* **Problem**
Look through the lines below, find those with the word "Start", and copy them.

Dataset rows describing interfaces
*** Block opens ***
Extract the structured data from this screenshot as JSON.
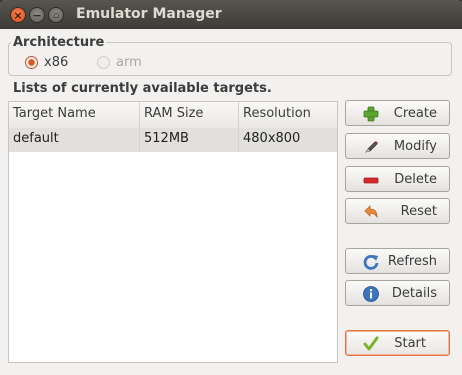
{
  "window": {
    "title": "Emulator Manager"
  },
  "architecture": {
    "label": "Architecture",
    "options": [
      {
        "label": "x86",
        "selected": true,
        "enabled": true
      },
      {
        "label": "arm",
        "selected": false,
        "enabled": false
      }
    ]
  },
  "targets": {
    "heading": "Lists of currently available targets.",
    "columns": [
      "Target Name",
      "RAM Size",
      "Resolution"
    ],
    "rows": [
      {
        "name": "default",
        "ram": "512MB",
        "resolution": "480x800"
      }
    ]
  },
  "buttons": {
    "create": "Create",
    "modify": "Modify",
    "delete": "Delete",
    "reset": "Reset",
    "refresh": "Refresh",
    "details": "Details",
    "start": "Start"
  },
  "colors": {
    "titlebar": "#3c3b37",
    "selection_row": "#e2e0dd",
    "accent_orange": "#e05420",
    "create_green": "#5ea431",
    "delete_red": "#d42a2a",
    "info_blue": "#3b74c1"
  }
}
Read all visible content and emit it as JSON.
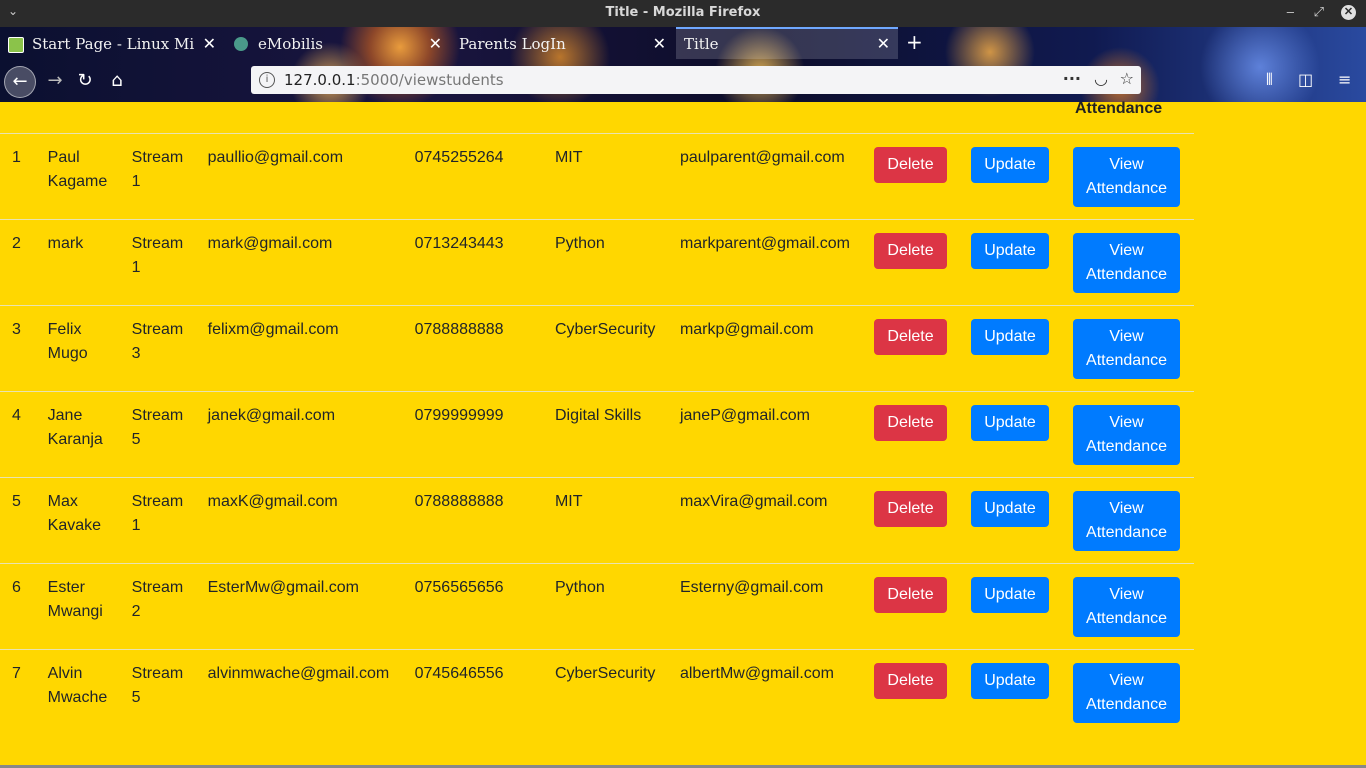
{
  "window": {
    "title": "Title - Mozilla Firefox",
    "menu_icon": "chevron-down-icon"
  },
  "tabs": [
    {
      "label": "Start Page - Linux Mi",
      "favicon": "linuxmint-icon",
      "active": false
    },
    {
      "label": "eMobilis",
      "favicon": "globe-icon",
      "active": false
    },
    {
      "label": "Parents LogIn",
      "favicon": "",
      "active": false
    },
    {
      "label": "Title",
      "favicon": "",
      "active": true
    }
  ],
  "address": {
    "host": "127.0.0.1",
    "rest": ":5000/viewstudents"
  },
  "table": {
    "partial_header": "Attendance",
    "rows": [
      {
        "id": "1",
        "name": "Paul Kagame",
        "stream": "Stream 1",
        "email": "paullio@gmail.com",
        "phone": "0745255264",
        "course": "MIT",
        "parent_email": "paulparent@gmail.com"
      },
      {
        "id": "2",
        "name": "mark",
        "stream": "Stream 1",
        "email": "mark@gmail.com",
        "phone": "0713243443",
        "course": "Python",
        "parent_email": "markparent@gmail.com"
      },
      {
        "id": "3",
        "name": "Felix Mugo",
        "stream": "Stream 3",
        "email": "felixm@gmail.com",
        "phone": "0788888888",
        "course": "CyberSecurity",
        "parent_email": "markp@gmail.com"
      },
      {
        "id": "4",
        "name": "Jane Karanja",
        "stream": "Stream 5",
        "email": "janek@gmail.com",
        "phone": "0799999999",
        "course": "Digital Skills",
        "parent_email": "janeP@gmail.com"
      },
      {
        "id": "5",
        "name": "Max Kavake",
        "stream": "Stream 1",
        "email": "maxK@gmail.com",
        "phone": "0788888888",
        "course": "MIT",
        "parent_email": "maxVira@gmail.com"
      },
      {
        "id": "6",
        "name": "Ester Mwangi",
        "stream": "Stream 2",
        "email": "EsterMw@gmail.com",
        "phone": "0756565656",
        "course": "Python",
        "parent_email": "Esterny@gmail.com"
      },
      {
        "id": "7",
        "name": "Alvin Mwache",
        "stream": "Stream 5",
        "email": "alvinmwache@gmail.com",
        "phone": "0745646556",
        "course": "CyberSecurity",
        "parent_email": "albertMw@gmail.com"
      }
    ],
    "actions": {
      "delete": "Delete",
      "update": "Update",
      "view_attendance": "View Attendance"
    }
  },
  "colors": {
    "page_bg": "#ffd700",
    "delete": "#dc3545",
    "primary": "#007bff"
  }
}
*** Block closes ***
* **Task response**
    "start": "Start"
      "label": "Start Page - Linux Mi",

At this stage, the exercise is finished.